“Everything we’re asking the Coastal Commission to do is completely consistent with the settlement agreement that we have with them,” said Day. “We need these permits to continue to operate our year-round activities as well as to host a fall (horse racing) meet.”

The 22nd DAA is agreeing to undertake a number of steps to protect the environment, such as installing a state-of-the-art storm water runoff system, which would be needed if the fall race meet is approved, said Watson. That’s because the fall meet would take place during San Diego’s rainy season.

“This is a really good deal for the environment and a good deal for the fair. And it demonstrates that the fair can operate under the Coastal Act,” Watson said. “What these permits are is the final implementation of the agreement reached in the consent orders. They’re the last steps in what has been a two-year process to resolve all these issues.”

But some believe the 22nd DAA should do more to protect sensitive wetlands.

Third District County Supervisor Dave Roberts, who served on the Solana Beach City Council before his election to the Board of Supervisors last year, said a report commissioned by the 22nd DAA shows that some of the east lot should be designated as wetlands, and the district’s parking study determined off-site locations could handle overflow during fairgrounds events.

“By law, I don’t know how the Coastal Commission can approve their application for the (east) overflow lot and not destroy wetlands,” said Roberts.

Roberts is also a member of the board of directors of the San Dieguito River Park Joint Powers Authority, which oversees a linear park that stretches from Julian to the coast at Del Mar. The JPA board’s official position is that the fairgrounds should not be able to use either overflow lot for parking, except for the east lot during the fair and summer race meet.
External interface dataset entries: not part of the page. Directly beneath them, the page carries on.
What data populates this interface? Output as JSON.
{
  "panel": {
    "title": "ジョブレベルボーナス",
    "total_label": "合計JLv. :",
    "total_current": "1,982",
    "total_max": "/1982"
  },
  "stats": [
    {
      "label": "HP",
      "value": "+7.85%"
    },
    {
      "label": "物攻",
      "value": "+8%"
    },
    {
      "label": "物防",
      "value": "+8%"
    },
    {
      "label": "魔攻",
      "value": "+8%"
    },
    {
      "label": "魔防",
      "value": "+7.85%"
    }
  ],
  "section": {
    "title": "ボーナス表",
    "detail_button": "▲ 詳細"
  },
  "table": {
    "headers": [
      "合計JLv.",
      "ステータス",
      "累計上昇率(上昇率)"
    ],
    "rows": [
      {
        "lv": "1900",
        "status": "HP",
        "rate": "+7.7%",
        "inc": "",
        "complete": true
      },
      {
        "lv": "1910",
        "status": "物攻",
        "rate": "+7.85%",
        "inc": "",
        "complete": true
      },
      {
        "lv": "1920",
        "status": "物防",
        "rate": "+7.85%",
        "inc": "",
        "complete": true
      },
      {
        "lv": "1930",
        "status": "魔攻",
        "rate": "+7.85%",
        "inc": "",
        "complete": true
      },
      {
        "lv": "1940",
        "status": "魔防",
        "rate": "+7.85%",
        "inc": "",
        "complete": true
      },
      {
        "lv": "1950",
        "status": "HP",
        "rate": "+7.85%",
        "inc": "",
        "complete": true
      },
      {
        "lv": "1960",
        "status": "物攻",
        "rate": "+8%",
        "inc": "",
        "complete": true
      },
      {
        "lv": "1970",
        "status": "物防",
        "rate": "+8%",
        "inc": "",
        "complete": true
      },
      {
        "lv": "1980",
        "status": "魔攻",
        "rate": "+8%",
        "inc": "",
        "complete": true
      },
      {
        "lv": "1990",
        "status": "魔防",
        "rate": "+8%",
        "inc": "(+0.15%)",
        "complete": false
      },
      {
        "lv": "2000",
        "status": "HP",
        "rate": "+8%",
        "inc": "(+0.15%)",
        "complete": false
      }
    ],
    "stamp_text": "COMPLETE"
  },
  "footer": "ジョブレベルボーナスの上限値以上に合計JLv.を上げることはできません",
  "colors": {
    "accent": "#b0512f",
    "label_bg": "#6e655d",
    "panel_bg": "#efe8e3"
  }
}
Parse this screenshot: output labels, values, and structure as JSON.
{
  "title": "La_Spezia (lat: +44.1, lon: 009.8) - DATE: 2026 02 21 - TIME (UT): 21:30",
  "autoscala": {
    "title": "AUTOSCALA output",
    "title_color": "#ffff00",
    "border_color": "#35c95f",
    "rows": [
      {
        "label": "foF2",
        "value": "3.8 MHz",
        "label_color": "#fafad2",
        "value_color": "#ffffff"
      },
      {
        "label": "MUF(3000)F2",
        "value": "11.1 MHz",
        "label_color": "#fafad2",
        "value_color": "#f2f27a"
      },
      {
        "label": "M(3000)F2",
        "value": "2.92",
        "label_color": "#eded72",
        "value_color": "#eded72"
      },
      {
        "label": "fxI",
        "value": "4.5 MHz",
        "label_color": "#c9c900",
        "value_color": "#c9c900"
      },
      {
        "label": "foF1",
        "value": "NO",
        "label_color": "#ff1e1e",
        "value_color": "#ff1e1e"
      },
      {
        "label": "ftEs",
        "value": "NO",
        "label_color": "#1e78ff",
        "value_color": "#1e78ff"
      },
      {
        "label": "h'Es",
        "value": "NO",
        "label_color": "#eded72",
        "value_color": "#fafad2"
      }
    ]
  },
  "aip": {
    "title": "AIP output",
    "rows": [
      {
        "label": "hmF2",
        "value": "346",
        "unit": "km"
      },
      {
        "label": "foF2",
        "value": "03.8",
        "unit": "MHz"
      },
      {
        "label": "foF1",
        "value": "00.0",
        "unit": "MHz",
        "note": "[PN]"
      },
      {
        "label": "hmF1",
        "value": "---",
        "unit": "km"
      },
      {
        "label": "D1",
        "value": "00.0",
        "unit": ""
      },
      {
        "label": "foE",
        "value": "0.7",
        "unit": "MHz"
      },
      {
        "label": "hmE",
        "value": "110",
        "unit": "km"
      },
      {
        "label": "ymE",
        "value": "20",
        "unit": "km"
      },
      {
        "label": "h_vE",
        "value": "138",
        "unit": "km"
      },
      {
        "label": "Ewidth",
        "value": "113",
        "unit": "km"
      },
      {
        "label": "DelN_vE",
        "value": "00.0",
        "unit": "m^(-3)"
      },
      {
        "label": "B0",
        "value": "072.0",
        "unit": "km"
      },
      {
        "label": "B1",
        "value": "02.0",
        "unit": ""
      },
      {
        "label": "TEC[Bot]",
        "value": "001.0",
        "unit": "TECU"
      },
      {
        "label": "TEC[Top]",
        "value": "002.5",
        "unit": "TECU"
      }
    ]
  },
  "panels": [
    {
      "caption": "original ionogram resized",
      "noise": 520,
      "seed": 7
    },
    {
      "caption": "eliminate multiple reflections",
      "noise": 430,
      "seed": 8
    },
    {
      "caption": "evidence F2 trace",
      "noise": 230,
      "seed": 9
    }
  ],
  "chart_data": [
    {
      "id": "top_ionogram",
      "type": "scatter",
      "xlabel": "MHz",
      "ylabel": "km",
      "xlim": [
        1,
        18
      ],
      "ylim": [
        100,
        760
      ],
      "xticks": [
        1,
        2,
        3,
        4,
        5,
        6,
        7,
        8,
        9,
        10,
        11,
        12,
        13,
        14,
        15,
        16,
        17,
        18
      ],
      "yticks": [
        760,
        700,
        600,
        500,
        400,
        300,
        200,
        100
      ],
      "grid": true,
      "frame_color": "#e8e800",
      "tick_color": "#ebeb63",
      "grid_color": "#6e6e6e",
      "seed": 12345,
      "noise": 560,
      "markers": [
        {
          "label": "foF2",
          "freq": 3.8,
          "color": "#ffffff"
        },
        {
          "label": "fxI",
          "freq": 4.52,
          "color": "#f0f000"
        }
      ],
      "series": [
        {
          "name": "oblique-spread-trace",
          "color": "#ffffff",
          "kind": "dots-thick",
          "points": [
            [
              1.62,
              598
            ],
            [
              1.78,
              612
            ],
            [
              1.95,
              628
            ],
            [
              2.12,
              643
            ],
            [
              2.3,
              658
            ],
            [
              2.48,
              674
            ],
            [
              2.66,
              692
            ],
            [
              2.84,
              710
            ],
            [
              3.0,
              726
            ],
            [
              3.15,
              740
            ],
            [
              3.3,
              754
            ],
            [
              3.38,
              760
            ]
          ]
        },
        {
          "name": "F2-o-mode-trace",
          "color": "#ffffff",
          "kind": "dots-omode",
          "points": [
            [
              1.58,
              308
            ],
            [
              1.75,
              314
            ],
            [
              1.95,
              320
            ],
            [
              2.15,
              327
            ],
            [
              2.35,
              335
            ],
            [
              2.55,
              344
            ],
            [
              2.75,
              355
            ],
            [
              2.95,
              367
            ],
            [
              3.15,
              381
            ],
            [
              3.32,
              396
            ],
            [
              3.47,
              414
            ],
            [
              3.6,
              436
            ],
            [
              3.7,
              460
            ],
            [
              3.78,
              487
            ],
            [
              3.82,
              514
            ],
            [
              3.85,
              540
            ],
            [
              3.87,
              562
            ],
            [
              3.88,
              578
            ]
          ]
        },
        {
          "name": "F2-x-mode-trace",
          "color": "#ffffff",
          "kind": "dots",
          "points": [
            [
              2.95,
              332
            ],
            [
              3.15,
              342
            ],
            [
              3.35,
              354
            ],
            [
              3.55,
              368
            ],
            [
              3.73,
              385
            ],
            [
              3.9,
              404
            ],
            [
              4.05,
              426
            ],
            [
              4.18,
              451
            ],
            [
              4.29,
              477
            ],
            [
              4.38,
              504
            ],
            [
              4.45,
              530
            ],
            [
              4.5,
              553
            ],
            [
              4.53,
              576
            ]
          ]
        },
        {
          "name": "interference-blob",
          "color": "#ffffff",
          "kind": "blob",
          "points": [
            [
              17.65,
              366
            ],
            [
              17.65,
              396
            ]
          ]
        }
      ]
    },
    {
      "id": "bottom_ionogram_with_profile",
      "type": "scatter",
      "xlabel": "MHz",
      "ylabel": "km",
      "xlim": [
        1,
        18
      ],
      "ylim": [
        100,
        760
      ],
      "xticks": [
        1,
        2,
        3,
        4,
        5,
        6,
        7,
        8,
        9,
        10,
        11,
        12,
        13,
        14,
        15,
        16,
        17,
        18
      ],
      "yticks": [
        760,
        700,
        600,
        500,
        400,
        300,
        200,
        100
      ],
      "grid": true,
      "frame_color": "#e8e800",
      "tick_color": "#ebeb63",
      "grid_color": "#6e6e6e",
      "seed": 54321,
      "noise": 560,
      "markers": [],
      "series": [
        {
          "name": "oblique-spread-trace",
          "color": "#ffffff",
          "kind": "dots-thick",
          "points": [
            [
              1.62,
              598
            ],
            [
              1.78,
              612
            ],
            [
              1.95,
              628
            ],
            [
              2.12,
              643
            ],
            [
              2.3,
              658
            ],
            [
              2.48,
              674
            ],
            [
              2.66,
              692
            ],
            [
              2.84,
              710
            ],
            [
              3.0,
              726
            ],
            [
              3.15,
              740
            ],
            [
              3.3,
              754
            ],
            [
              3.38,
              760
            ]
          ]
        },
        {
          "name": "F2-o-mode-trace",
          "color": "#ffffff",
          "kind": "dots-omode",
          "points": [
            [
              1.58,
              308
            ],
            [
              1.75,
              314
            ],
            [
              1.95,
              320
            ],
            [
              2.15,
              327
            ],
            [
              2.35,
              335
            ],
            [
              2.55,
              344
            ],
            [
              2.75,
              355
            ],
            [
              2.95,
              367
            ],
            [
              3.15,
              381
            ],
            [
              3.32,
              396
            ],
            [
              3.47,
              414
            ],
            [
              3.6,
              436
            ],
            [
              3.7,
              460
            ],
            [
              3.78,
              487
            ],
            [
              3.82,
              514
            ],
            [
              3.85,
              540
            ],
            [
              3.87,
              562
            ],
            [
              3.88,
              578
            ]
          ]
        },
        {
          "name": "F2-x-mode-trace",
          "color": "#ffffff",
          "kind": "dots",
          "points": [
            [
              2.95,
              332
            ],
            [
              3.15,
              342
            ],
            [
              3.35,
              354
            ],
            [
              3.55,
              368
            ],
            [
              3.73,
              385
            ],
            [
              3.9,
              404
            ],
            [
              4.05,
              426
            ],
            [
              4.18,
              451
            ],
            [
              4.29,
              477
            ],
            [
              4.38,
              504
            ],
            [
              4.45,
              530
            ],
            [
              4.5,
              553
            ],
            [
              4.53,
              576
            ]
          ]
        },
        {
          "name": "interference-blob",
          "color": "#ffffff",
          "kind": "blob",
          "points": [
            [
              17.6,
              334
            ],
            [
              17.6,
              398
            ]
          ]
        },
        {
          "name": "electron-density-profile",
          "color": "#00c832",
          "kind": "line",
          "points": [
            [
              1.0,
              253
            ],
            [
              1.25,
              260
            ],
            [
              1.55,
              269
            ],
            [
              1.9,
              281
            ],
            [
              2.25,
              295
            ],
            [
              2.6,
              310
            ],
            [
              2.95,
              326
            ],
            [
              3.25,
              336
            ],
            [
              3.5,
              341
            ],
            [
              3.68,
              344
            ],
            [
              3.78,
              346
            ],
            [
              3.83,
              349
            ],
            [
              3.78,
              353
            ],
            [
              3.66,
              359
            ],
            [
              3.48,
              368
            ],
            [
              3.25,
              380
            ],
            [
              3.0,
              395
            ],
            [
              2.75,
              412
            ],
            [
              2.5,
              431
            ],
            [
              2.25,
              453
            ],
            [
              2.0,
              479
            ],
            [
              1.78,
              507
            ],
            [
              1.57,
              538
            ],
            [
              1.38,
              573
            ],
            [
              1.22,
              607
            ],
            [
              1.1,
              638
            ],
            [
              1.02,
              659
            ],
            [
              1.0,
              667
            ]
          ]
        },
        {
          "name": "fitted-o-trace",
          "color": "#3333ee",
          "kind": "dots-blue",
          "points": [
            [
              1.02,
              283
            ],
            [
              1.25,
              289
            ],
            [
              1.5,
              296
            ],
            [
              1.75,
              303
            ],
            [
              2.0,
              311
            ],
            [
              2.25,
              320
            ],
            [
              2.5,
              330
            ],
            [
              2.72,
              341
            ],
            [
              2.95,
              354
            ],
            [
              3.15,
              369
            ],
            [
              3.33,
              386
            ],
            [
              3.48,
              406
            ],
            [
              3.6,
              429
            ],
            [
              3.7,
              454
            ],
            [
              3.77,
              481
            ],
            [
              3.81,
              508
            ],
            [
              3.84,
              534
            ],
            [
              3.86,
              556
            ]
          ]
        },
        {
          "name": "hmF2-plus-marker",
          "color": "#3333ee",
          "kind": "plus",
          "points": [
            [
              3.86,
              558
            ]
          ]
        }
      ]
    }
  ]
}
Roberts said he would like the fairgrounds to compromise with environmentalists by agreeing to use only part of the east overflow lot for parking, and set the most environmentally sensitive portion aside as open space.

“My goal is to find consensus, I want to help,” said Roberts.

But Day said the agreement has already reduced the fairground’s parking capacity by 20 percent. “We felt the pain at this year’s fair,” he said. The fairgrounds will absorb the loss of parking through aggressive traffic and parking management, such as encouraging visitors and employees to use public transportation and carpooling whenever possible.

Setting aside more land from the east lot, he said, would be impractical both financially and in terms of impact on the fairgrounds’ parking capacity, and is not environmentally necessary. Such a requirement would unravel the “finely woven tapestry of competing needs and interests” represented by the agreement with the Coastal Commission.

Watson said the east overflow lot does not meet the federal definition of wetlands.

Through the agreement, “I think we’ve satisfied all requirements for true wetlands and true marsh,” he said.